Street food not only satisfies our taste buds but also plays a vital role in creating economic opportunities for individuals and communities. Let’s delve into how street food vendors contribute to the local economy.
The Rise of Street Food Entrepreneurs
Street food has become an avenue for entrepreneurial endeavors, allowing individuals to start their own businesses with minimal investment. Many aspiring entrepreneurs, especially those from low-income backgrounds, find street food vending as a viable option due to its relatively low overhead costs compared to opening a traditional restaurant.
These brave street food entrepreneurs often bring unique flavors and innovative dishes that reflect their cultural heritage. They infuse the streets with vibrant aromas, attracting both locals and tourists alike.
A Boost for Local Agriculture
One significant benefit of street food is its reliance on locally sourced ingredients. Street food vendors typically obtain their supplies from nearby farmers’ markets or directly from local farmers themselves. By doing so, they support local agriculture and contribute to the sustainability of small-scale farming practices.
This symbiotic relationship between street vendors and farmers helps create a sense of community resilience while promoting the consumption of fresh produce over processed alternatives.

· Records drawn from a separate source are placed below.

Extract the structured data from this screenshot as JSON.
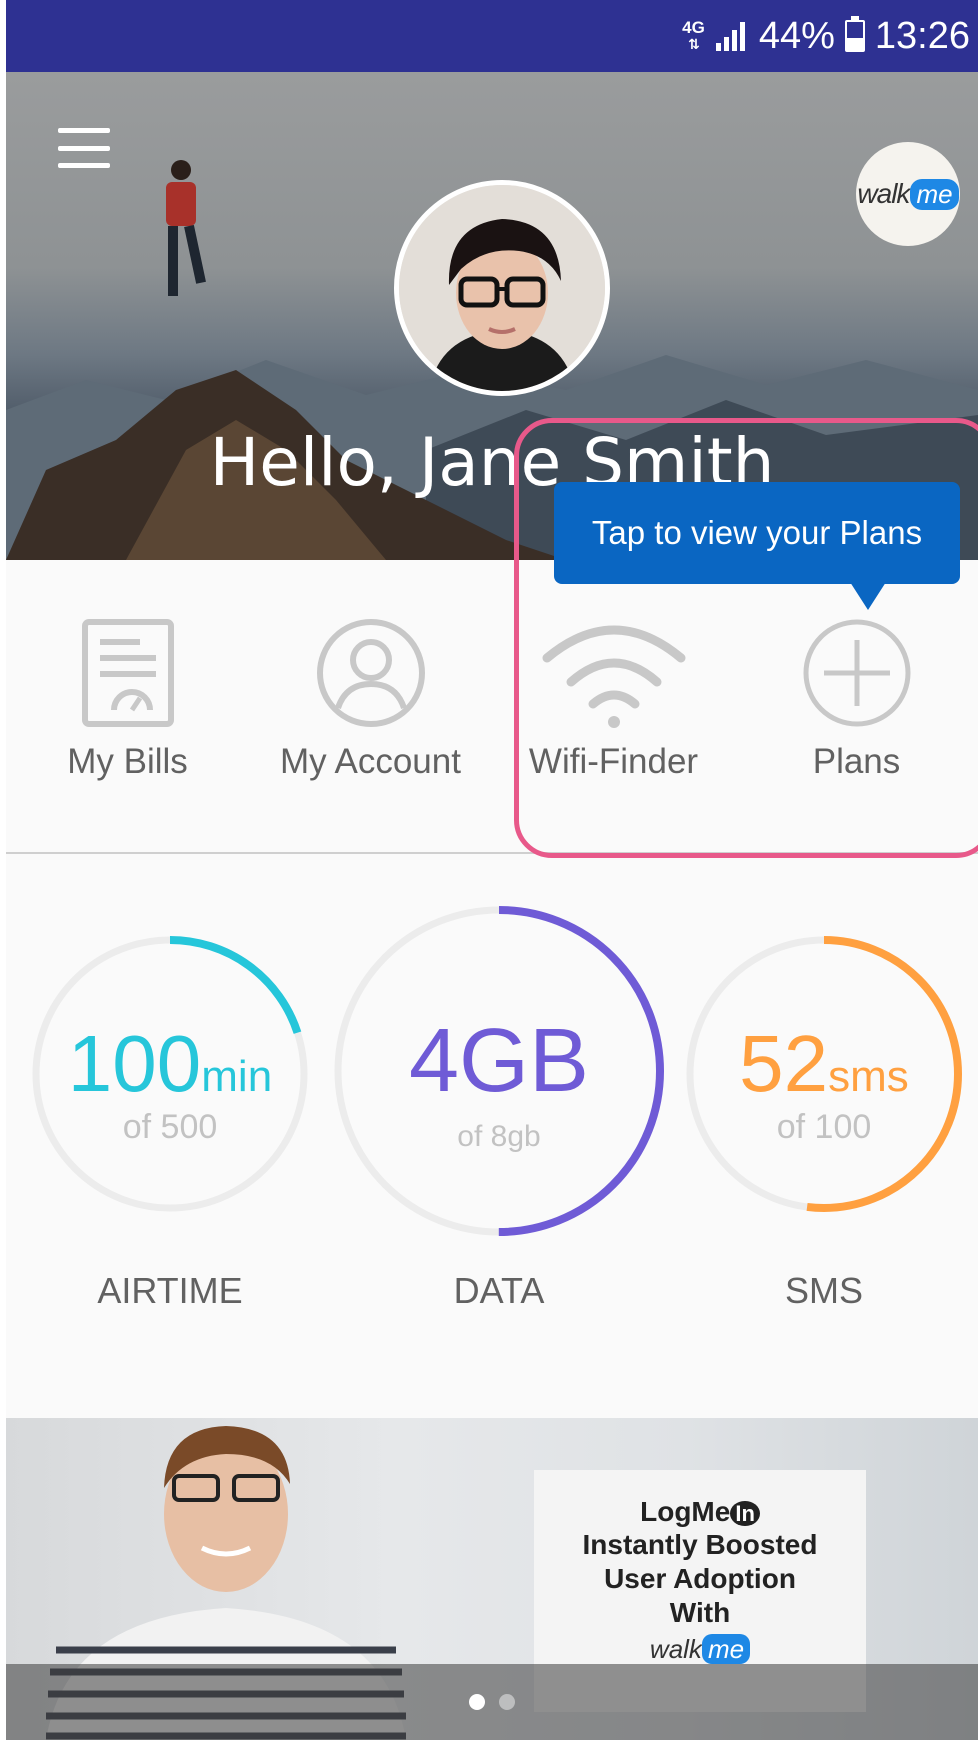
{
  "status_bar": {
    "network": "4G",
    "battery": "44%",
    "time": "13:26"
  },
  "header": {
    "greeting": "Hello, Jane Smith",
    "logo": {
      "word": "walk",
      "badge": "me"
    }
  },
  "quick_menu": [
    {
      "label": "My Bills",
      "icon": "bill-icon"
    },
    {
      "label": "My Account",
      "icon": "account-icon"
    },
    {
      "label": "Wifi-Finder",
      "icon": "wifi-icon"
    },
    {
      "label": "Plans",
      "icon": "plus-circle-icon"
    }
  ],
  "tooltip": {
    "text": "Tap to view your Plans"
  },
  "usage": {
    "airtime": {
      "value": "100",
      "unit": "min",
      "total": "of 500",
      "label": "AIRTIME",
      "used": 100,
      "max": 500,
      "color": "#26c6da"
    },
    "data": {
      "value": "4GB",
      "unit": "",
      "total": "of 8gb",
      "label": "DATA",
      "used": 4,
      "max": 8,
      "color": "#6f5bd6"
    },
    "sms": {
      "value": "52",
      "unit": "sms",
      "total": "of 100",
      "label": "SMS",
      "used": 52,
      "max": 100,
      "color": "#ffa040"
    }
  },
  "banner": {
    "brand": "LogMe",
    "brand_badge": "In",
    "lines": [
      "Instantly Boosted",
      "User Adoption",
      "With"
    ],
    "logo_word": "walk",
    "logo_badge": "me",
    "pages": 2,
    "active_page": 0
  },
  "colors": {
    "status_bar": "#2e3192",
    "tooltip": "#0a66c2",
    "highlight": "#e8598a"
  }
}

It fosters an appreciation for seasonal ingredients and encourages healthier eating habits among consumers.
Catalyst for Tourism
Lively streets adorned with enticing smells from sizzling grills can be quite alluring to travelers exploring new destinations. Street food serves as a catalyst for tourism by showcasing the authentic flavors of a region’s cuisine.

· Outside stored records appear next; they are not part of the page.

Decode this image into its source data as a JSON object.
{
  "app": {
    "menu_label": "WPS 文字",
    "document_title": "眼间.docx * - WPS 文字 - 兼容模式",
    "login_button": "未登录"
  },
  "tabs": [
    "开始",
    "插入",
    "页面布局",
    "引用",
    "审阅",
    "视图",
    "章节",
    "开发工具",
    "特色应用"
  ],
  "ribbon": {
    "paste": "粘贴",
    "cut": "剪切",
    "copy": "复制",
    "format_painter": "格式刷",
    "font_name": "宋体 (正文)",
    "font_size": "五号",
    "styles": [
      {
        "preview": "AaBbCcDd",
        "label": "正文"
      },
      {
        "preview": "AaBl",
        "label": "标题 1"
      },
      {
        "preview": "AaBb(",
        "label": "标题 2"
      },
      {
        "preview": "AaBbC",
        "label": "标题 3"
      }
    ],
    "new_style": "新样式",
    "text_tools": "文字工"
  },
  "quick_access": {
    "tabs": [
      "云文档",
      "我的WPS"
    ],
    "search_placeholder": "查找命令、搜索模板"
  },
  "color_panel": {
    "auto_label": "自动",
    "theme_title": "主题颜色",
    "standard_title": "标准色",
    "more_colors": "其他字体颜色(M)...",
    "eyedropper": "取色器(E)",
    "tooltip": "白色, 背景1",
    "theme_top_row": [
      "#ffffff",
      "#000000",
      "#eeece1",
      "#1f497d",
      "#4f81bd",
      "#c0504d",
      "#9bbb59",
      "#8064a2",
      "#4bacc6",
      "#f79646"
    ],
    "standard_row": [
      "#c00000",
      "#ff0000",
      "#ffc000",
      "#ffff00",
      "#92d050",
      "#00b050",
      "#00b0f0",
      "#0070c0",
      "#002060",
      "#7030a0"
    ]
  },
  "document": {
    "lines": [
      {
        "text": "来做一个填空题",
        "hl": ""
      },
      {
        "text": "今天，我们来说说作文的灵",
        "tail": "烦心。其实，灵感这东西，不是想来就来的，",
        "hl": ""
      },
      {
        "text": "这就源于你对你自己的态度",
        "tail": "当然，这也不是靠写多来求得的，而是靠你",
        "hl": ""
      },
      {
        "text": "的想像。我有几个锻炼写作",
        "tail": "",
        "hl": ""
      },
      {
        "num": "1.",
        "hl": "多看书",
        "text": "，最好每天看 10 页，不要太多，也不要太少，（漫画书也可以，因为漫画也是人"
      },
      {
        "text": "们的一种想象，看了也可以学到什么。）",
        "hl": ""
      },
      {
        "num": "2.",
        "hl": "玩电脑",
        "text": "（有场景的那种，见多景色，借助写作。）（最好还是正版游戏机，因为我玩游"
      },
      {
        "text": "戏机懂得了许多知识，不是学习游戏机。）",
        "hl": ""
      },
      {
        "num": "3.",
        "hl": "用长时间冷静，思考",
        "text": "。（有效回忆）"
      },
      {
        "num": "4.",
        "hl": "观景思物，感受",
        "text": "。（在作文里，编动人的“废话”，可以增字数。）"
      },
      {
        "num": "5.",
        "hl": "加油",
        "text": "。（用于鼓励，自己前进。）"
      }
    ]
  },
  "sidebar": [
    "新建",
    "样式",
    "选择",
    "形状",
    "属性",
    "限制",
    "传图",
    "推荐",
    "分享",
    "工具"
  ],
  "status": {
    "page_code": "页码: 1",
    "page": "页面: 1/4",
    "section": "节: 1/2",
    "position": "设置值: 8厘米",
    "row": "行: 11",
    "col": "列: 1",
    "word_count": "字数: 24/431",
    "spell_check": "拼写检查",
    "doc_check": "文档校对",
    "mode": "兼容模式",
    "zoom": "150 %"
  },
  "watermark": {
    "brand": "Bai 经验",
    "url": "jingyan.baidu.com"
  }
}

Tourists are increasingly seeking immersive experiences when visiting foreign lands, yearning to indulge in local delicacies rather than confining themselves solely within hotel premises or high-end eateries. Thus, street food stalls become hidden gems that provide an intimate glimpse into the local culture, traditions, and culinary heritage.

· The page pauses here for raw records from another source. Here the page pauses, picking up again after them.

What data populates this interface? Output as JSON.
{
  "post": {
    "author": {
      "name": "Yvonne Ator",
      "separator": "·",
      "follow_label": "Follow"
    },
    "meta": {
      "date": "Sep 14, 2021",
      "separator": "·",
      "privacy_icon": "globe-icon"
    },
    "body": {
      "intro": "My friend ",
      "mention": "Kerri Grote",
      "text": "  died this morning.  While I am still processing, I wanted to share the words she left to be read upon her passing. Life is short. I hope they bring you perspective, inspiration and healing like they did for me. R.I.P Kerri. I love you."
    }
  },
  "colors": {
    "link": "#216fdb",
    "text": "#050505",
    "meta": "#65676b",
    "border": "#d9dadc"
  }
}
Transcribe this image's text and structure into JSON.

Job Creation and Economic Growth
The street food industry is a significant source of employment, especially in developing countries. It offers job opportunities for a wide range of individuals, including those with limited formal education or specialized skills. By providing income-generating activities, street food vendors contribute to poverty reduction and social inclusion.
The economic benefits extend beyond individual vendors. Street food clusters often emerge in specific areas, creating vibrant hubs that attract foot traffic and stimulate local economies. These bustling streets become magnets for other businesses like suppliers, packaging manufacturers, and even entertainment venues.
Street food generates economic opportunities on multiple fronts – from empowering aspiring entrepreneurs to supporting local agriculture and boosting tourism. Its impact goes beyond satisfying our hunger; it serves as a catalyst for social development while tantalizing our taste buds with diverse flavors from around the world.
Timothy Sanchez is an experienced food enthusiast with a passion for the culinary world. He graduated from the University of Chicago with a degree in Culinary Arts, and has since worked as an editor of acclaimed food magazines and a freelance food writer. With these experiences, Timothy is able to provide valuable insight that is both entertaining and educational to his readers and followers. His thought-provoking articles are sometimes controversial but always have something to say. He is keen to continue to inspire the food community with his knowledge, enthusiasm and passion for the culinary world.